Prosecutors Donna Wise and John Knodell argued that Loukaitis had carefully planned the shooting,[4] getting ideas from the Pearl Jam song Jeremy. The music video from Jeremy shows a troubled youth committing suicide in front of his teacher and classmates. Prosecution also said that he had gotten ideas from the Stephen King novel Rage and the films Natural Born Killers and The Basketball Diaries. Loukaitis has also stated that he tried to model his life after the novel's protagonist Charlie Decker, who kills two teachers and takes his algebra class hostage.

On September 24, 1997, Loukaitis was convicted of two counts of first-degree murder, one count of second-degree murder, one count of first-degree attempted murder, and 16 counts of aggravated kidnapping.[5][6] He was sentenced to serve two life sentences and an additional 205 years without the possibility of parole. He is currently imprisoned at the Clallam Bay Corrections Center in Washington State. The Washington State Court of Appeals denied Loukaitis's request for a new trial in 1999.

Perpetrator and motives

In the year prior to the shooting, the Loukaitis family was facing some dysfunctional-issues.[7] Loukaitis' parents separated in 1995, after his mother discovered her husband was having an affair. She filed for divorce against her husband in January 1996. His mother, Jo Ann Phillips, was a domineering woman who became increasingly distant and began speaking of suicide. She would frequently imply that her son Barry would also have to kill himself, and that the date of the double-suicide would be on Valentine's Day of 1996.[8] Barry convinced his mother out of doing so, by having her write down her feelings.[7]

Loukaitis suffered from hyperactivity, and was taking Ritalin at the time of the shooting. He also suffered from clinical depression, a mental illness present in the last three generations of the Loukaitis family, and last four generations of the Phillips family.

It was widely believed that Loukaitis had suffered severe bullying at school. Those who knew him claim that he complained of being beaten by other students, teased and harassed, and having his head stuffed in toilets.

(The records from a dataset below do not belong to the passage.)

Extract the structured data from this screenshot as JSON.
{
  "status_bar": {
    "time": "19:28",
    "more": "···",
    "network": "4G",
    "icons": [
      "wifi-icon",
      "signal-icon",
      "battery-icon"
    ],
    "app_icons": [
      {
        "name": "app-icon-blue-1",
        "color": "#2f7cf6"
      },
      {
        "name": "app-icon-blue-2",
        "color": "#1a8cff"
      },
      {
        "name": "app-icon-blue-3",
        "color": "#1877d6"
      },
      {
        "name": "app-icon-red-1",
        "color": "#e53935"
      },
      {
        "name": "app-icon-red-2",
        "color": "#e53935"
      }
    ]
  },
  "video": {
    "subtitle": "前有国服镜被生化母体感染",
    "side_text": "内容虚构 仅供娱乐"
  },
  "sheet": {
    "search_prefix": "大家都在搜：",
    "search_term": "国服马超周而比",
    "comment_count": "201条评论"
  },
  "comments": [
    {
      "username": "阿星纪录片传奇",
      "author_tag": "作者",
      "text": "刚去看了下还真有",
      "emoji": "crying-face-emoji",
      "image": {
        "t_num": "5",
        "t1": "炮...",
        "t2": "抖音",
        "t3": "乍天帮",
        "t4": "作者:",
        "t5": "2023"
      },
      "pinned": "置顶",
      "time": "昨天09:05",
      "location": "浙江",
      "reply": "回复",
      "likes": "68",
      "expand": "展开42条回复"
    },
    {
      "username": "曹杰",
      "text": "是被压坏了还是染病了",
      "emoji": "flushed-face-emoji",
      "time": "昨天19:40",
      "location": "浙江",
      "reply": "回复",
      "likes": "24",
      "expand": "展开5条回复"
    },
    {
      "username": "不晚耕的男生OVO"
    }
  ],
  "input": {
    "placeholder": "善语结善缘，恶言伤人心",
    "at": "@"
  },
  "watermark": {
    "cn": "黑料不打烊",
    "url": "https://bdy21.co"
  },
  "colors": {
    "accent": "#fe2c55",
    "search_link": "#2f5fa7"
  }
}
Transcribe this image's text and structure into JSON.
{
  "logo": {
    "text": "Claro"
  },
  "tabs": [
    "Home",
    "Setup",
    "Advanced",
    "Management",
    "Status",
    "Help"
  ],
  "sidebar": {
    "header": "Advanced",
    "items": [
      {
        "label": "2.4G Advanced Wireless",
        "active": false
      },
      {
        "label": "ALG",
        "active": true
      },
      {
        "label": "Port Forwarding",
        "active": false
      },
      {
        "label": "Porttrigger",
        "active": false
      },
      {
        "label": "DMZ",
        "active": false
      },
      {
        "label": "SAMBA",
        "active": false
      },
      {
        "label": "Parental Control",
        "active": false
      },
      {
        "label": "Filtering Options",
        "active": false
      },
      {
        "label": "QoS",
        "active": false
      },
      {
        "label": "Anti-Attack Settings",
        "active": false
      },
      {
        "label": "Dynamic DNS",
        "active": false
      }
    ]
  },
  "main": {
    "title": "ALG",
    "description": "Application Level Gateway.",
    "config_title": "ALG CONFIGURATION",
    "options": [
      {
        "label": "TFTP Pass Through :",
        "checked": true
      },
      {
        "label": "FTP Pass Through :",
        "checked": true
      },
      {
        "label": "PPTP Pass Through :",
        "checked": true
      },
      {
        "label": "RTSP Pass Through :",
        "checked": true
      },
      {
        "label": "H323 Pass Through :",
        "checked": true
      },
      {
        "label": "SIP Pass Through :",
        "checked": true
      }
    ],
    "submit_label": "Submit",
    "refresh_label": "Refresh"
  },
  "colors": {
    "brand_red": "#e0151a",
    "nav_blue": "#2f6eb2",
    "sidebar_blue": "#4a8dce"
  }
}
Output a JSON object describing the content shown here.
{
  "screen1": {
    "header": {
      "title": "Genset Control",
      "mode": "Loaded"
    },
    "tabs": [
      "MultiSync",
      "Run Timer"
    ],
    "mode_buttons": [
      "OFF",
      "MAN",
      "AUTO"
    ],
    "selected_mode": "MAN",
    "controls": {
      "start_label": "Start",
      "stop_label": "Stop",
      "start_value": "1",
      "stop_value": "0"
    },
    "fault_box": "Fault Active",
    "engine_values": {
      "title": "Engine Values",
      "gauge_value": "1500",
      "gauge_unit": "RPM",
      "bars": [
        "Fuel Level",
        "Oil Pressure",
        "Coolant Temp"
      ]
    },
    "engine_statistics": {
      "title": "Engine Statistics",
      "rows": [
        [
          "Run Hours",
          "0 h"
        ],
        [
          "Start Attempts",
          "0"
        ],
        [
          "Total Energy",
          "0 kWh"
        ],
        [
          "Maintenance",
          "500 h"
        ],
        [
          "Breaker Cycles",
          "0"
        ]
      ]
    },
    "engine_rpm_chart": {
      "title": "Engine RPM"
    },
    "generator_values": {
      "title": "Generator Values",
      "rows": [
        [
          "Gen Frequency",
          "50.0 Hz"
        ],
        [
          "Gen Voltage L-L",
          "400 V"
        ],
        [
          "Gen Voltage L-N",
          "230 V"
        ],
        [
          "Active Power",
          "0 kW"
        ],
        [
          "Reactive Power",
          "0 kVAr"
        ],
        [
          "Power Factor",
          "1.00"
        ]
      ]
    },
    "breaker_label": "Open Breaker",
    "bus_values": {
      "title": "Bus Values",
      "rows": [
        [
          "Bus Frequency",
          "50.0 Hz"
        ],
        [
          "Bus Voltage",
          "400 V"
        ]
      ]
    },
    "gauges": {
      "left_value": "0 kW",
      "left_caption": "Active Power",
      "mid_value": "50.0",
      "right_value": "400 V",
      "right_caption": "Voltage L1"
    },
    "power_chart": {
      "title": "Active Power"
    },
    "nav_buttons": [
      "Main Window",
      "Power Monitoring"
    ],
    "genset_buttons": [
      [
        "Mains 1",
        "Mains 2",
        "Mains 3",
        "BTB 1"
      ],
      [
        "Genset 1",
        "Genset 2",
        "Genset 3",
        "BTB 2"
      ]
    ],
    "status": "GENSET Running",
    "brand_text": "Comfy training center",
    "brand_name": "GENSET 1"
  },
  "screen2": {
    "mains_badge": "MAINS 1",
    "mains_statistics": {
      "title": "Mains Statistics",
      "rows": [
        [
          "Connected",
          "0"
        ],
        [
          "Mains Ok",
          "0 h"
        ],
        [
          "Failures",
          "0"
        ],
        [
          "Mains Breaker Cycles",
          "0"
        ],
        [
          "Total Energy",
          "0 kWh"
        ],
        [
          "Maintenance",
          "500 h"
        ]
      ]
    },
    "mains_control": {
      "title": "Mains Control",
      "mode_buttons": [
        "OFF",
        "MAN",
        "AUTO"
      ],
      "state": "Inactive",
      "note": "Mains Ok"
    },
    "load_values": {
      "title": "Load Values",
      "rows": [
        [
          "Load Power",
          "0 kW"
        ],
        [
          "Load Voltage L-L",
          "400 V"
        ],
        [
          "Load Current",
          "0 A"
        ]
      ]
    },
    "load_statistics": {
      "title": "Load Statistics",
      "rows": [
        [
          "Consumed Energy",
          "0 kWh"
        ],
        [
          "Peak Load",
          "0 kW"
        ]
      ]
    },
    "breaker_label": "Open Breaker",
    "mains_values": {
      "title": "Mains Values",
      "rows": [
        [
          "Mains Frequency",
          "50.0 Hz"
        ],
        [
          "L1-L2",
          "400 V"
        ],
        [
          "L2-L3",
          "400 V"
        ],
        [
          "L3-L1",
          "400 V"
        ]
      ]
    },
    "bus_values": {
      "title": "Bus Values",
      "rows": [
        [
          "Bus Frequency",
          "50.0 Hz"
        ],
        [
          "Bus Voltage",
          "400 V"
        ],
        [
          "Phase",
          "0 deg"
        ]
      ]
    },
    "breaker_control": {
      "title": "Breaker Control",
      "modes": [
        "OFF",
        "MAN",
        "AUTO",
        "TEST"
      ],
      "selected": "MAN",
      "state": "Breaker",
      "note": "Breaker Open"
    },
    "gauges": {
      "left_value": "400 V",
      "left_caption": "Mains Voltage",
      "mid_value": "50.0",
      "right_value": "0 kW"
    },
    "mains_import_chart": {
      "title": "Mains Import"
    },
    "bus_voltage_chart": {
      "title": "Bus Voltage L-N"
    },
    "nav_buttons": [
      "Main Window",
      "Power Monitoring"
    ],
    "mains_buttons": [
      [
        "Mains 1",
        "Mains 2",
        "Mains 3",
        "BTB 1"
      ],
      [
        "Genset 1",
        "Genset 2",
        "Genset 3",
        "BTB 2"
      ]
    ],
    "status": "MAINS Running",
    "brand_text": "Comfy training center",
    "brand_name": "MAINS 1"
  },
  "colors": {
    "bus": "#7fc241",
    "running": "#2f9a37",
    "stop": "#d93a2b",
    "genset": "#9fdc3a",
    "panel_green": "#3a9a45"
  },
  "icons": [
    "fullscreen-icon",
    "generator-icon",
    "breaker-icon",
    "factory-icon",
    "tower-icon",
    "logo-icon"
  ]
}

On one occasion, he was held down by one student in a boys' locker room while another student urinated on him. Loukaitis claimed that he only intended on killing Manuel Vela,[9][10] and that the other deaths were accidental. Vela had allegedly taunted and humiliated Loukaitis. The latter also claimed that he wanted to enact revenge on Vela for calling him a "fag" a few days before the shooting. His deteriorating mental health and being bullied is believed to have caused Loukaitis to carry out his actions.

References

External links

Advertisements

Advertisements






Got something to say? Make a comment.
Your name
Your email address
Message